=== STORED DATA ===
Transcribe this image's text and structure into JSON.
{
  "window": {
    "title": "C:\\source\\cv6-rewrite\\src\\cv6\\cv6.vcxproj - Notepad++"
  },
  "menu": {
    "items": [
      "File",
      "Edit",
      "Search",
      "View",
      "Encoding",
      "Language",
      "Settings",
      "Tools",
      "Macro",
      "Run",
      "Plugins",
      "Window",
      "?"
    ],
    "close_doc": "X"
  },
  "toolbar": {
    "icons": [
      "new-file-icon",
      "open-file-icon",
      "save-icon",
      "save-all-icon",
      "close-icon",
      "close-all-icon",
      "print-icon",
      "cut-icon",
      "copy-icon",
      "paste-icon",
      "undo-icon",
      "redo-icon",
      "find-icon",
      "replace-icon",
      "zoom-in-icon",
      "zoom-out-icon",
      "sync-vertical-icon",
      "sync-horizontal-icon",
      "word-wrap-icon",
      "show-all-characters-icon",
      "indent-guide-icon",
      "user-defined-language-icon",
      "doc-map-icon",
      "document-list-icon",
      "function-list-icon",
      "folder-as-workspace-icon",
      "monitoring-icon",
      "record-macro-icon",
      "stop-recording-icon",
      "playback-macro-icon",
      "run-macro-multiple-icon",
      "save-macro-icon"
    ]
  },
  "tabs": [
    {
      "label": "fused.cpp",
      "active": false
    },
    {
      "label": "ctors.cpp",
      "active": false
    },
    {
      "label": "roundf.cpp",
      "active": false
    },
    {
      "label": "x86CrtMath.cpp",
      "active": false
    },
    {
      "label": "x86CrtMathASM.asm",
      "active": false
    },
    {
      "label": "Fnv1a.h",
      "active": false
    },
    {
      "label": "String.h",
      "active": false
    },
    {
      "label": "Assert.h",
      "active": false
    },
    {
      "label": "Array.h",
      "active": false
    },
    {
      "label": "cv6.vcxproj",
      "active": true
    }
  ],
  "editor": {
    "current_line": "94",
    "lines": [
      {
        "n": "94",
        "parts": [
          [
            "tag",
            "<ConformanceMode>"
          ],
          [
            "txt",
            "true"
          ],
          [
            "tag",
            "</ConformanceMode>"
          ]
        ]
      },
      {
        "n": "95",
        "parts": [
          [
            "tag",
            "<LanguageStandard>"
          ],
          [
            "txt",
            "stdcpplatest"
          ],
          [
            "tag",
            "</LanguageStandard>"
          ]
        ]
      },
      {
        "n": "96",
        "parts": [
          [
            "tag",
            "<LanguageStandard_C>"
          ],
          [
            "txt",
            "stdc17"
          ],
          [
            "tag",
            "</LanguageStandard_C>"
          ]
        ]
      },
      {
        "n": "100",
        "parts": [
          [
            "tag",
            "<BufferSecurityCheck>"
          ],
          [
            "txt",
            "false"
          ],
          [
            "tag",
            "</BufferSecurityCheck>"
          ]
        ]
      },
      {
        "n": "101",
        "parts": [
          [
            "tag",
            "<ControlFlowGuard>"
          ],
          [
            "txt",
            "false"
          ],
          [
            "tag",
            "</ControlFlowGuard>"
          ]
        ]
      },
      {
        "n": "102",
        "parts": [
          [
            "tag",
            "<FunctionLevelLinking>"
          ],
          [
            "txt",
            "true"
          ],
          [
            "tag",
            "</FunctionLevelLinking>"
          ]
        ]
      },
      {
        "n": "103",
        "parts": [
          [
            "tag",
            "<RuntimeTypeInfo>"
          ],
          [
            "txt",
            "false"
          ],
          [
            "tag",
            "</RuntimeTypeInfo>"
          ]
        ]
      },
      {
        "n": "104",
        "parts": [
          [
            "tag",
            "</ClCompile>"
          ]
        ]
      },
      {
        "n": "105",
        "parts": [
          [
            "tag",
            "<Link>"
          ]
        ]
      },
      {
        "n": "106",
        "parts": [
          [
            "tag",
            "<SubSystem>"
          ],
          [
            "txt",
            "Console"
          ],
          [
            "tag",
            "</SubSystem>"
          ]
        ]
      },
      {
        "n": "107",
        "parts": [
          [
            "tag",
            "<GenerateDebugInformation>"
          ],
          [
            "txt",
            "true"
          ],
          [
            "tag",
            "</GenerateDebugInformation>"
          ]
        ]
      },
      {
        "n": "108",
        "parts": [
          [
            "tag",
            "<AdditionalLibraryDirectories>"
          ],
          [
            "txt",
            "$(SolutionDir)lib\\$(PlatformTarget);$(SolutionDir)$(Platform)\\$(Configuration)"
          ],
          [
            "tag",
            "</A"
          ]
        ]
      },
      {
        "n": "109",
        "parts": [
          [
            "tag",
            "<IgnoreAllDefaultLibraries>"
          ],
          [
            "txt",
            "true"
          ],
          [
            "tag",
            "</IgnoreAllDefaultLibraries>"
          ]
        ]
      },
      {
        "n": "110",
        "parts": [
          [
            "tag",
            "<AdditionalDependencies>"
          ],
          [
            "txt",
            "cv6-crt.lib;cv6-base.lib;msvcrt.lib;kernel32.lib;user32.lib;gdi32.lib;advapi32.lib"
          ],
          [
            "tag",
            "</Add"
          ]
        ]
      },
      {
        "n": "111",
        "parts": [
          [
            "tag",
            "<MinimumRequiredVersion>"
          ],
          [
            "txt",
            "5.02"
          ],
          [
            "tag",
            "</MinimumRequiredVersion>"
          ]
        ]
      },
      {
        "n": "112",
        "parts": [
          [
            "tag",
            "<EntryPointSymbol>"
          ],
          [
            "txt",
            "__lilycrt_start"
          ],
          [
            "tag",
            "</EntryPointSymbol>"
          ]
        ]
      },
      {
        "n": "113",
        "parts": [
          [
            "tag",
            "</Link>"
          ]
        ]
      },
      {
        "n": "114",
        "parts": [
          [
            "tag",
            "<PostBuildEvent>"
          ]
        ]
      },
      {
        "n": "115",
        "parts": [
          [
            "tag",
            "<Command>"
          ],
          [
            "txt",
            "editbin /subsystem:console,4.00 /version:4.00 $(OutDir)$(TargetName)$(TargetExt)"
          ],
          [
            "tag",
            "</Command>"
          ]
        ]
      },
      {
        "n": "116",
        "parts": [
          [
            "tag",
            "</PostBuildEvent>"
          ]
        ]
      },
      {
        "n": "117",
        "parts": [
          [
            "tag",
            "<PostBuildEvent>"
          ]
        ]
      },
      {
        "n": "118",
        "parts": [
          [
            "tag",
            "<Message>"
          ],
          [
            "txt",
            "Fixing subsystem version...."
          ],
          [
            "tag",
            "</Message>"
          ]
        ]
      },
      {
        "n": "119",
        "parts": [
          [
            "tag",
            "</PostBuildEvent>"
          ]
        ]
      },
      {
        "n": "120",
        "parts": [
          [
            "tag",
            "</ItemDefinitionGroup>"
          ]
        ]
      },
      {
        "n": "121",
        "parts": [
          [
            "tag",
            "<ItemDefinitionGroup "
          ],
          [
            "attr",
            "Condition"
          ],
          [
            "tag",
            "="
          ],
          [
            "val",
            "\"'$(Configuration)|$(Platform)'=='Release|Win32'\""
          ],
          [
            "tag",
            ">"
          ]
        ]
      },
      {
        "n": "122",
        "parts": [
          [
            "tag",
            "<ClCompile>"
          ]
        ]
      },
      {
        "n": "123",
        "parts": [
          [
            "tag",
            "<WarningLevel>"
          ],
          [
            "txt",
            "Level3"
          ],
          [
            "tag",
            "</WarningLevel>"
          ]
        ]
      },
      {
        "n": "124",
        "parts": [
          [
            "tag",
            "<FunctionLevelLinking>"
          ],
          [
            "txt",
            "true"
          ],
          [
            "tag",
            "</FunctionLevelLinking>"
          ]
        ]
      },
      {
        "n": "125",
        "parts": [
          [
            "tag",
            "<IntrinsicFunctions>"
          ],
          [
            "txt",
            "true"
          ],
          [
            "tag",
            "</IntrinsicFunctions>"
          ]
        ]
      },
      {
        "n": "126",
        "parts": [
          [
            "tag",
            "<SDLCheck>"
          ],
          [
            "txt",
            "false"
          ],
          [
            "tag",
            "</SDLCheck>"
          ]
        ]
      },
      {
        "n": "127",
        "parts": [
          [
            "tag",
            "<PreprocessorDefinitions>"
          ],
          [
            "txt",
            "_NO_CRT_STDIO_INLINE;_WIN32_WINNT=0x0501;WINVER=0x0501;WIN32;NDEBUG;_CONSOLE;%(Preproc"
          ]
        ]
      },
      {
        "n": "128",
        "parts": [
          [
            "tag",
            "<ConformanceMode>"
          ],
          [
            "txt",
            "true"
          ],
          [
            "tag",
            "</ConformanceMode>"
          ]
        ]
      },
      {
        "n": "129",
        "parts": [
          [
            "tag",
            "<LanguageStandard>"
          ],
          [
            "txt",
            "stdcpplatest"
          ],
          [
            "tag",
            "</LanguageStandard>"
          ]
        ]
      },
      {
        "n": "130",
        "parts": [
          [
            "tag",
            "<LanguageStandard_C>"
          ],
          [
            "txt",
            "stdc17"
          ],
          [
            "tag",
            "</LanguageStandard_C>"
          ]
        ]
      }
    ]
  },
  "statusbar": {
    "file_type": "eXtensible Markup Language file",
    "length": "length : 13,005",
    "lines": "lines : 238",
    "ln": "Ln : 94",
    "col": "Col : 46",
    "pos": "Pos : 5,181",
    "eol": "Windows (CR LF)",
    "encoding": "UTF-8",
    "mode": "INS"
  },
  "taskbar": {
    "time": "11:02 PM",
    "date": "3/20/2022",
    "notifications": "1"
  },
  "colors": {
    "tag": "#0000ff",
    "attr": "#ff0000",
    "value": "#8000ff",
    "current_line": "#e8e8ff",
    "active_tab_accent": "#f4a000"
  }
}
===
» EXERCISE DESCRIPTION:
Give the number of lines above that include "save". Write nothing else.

» EXERCISE OUTPUT:
3